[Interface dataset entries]
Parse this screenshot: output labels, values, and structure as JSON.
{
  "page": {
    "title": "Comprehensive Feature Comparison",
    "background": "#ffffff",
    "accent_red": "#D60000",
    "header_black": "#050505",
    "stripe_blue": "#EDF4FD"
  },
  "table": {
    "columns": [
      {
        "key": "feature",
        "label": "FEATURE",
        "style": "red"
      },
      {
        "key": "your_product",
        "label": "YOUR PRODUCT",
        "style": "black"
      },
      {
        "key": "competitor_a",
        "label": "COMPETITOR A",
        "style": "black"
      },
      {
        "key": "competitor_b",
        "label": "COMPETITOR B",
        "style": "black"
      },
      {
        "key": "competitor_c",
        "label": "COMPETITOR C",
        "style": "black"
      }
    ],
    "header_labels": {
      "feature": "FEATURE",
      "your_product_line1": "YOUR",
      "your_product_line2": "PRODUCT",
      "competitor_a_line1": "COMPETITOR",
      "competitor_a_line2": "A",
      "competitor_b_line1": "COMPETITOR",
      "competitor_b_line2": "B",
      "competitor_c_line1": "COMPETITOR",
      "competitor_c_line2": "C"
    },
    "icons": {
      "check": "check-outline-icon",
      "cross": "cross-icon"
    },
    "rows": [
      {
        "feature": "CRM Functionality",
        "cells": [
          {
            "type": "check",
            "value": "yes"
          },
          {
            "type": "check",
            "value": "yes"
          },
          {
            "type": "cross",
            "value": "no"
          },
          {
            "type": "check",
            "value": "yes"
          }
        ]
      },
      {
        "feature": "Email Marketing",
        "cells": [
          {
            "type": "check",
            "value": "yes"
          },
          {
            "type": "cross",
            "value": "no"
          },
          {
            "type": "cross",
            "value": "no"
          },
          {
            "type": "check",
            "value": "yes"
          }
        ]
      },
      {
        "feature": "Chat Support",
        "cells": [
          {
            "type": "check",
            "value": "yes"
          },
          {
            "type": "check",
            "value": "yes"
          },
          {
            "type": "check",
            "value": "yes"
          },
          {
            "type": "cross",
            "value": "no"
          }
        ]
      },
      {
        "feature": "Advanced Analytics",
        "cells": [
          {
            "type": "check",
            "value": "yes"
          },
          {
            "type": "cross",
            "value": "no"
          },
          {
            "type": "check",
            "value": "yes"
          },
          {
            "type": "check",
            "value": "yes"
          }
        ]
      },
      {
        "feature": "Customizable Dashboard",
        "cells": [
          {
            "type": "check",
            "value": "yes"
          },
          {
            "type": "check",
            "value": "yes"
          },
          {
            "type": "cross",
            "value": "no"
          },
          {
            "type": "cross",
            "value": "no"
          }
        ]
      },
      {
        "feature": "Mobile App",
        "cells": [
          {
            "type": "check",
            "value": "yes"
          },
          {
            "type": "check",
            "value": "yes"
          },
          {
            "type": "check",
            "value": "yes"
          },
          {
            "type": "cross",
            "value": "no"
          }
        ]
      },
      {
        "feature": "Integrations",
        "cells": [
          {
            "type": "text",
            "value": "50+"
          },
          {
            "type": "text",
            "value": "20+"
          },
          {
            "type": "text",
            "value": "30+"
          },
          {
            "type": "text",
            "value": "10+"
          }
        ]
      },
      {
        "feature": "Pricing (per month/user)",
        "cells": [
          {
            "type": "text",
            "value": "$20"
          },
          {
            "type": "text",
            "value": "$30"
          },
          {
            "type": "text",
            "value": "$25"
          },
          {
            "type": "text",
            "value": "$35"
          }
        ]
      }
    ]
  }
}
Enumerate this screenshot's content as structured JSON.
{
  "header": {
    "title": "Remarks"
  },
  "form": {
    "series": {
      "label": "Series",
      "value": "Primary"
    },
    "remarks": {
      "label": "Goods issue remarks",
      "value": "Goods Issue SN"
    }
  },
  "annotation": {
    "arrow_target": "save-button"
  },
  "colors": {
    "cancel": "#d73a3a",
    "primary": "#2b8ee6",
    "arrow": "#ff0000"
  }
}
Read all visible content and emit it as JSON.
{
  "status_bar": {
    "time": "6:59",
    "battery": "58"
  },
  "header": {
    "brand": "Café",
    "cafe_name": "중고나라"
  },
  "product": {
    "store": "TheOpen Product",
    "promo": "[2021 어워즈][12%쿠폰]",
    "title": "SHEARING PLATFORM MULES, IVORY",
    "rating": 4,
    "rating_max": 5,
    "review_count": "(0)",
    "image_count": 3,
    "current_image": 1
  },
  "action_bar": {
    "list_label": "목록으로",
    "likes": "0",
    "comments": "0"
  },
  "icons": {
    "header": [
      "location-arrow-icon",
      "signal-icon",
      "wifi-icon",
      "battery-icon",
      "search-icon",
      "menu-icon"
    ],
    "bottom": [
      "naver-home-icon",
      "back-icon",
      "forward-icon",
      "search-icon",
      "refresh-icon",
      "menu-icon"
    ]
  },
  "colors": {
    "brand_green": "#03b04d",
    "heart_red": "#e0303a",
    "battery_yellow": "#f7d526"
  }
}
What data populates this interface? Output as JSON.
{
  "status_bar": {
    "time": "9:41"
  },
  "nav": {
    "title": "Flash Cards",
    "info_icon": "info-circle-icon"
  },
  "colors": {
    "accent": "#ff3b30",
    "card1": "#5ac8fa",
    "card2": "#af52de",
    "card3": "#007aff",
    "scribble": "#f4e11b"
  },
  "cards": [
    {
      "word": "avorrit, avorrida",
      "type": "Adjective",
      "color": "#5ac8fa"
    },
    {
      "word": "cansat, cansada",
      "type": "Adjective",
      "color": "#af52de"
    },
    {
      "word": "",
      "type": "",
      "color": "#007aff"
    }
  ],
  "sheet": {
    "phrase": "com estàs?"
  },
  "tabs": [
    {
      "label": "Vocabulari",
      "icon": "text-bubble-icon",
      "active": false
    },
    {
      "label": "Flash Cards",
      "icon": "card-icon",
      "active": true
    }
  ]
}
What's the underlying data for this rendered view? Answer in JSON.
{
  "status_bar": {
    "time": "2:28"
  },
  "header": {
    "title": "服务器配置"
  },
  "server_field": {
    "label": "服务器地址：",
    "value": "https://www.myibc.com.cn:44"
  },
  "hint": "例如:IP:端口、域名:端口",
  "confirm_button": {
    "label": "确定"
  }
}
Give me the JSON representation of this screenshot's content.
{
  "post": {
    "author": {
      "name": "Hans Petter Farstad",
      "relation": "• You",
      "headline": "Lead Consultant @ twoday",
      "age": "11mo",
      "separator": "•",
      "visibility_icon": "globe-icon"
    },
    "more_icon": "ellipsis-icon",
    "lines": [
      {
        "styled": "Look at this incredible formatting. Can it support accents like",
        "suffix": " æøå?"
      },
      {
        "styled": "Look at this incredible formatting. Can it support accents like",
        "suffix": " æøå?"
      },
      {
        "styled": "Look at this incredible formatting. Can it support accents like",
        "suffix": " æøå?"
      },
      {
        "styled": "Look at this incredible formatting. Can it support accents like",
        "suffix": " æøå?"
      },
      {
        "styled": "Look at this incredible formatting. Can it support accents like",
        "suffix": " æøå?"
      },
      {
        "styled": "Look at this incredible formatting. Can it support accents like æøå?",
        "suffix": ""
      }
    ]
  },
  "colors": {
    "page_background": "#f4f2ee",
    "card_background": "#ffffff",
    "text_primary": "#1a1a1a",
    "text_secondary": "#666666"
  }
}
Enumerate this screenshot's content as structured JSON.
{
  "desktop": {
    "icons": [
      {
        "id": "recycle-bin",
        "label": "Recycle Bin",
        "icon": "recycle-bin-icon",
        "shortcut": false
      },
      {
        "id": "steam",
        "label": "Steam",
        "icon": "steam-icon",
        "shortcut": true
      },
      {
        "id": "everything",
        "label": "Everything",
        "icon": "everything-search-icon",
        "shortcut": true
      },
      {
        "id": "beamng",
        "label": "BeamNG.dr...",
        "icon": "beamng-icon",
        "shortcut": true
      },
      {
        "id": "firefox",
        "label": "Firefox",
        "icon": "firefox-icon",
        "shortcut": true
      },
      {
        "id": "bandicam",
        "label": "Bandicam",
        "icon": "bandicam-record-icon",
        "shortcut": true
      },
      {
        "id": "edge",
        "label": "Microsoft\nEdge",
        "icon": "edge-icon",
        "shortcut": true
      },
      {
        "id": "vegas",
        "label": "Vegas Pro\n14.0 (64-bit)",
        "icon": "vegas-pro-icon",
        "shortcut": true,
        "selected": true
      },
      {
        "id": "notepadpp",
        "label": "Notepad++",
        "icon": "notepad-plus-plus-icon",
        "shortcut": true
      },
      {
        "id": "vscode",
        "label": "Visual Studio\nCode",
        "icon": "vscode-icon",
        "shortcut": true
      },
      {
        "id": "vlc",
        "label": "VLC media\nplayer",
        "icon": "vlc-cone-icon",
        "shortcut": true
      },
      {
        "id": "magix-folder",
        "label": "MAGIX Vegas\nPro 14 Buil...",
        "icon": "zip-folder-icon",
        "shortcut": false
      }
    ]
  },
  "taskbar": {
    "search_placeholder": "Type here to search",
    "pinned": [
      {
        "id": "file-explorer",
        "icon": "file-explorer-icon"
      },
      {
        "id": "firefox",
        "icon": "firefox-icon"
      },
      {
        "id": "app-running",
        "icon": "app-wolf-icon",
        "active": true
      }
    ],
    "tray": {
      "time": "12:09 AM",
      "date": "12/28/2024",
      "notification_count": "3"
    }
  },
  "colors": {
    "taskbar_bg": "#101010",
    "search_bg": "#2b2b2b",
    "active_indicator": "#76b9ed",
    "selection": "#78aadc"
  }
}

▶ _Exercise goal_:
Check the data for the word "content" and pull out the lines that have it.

▶ _Output for this task_:
Enumerate this screenshot's content as structured JSON.
Read all visible content and emit it as JSON.
Give me the JSON representation of this screenshot's content.
Enumerate this screenshot's content as structured JSON.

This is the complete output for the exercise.